The National Cancer Registration and Analysis Service (NCRAS) Intelligence Network (NCIN) within Public Health England (formerly the National Cancer Intelligence Network and before that the South West Cancer Intelligence Service) has assisted the cancer registration process for the Channel Islands since January 1996.
This is the 12th report from this service to incorporate data for Jersey and Guernsey and is an update using local 2012 to 2016 data for cancer incidence (new cases) and mortality.
Information is provided on the age-standardised rates of incident (newly diagnosed) cancer and deaths from cancer for 21 cancer types / sites by three year rolling averages and for the latest five years available (2012 to 2016). Comparative data for Guernsey, the South West of England and, for the whole of England, is provided for comparison.
The report highlights those cancers which have a high or low rate compared to England or the South West based on aggregated data for 2012 to 2016. Counts and rates for this are for a five year period for those aged 20 years and older.
The report also provides rates over time (since 2004) for each specific adult (20 and over) cancer type using counts and rates for three year periods. All paediatric cancers (0 to 19 years) are reported on separately. No breakdown of the paediatric cancer types is provided due to the very small annual numbers reported.
Note on using Age Standardised rates (ASR's)

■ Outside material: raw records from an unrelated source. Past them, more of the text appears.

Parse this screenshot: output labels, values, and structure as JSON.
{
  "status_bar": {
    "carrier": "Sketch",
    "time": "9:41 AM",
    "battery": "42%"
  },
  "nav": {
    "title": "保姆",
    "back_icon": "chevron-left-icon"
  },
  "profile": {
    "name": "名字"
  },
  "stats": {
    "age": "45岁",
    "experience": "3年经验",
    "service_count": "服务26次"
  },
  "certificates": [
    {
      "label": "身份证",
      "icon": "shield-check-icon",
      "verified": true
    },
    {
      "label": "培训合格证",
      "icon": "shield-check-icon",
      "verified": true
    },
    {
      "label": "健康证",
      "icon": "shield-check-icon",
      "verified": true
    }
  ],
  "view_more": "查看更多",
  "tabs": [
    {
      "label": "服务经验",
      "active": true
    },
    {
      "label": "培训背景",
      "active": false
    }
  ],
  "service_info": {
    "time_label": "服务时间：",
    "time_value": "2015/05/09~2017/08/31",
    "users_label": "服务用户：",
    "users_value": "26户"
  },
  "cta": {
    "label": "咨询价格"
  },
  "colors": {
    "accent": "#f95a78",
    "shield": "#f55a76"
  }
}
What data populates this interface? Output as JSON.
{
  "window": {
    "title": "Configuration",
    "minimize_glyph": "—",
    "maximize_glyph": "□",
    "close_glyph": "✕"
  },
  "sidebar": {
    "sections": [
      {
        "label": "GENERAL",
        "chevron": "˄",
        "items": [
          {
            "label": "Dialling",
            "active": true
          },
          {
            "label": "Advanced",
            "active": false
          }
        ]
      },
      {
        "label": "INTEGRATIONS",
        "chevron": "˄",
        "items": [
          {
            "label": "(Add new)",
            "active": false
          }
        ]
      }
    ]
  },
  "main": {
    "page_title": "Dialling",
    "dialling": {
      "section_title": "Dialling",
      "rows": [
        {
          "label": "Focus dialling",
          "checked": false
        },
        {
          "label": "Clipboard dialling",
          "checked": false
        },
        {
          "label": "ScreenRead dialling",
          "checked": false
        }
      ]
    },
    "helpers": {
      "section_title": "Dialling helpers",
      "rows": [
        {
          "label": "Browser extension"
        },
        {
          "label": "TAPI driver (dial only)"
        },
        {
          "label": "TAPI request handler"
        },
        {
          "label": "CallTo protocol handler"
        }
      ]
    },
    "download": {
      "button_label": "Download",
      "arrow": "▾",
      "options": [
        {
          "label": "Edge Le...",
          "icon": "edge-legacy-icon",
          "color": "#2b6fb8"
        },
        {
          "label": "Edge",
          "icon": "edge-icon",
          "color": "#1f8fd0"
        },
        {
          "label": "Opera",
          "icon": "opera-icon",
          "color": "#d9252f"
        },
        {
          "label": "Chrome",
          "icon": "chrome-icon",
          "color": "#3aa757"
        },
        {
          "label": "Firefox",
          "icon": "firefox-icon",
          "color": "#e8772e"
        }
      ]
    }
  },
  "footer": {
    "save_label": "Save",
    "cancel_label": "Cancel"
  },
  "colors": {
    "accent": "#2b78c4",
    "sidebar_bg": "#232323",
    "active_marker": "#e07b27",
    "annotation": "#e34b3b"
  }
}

Rates in the report have been produced using the 2013 European Standard Population (2013 ESP) which allows for rates between jurisdictions to be compared by removing any age structure differences in the population. This is the second report in the series to use this new standard, so it is important that rates are not compared to those in reports earlier than the
Channel Islands Cancer Registration Report 2017 . Previous reports used the 1976 standard population.
The age-standardised rates are produced for the population aged 20 years and over and are thus not comparable to those calculated for all ages in the population.
The age-standardised rates are also not comparable to rates calculated using other standard populations (such as the World Standard Population or the average England population).
It is important that any rate comparisons are made on a like-for-like basis.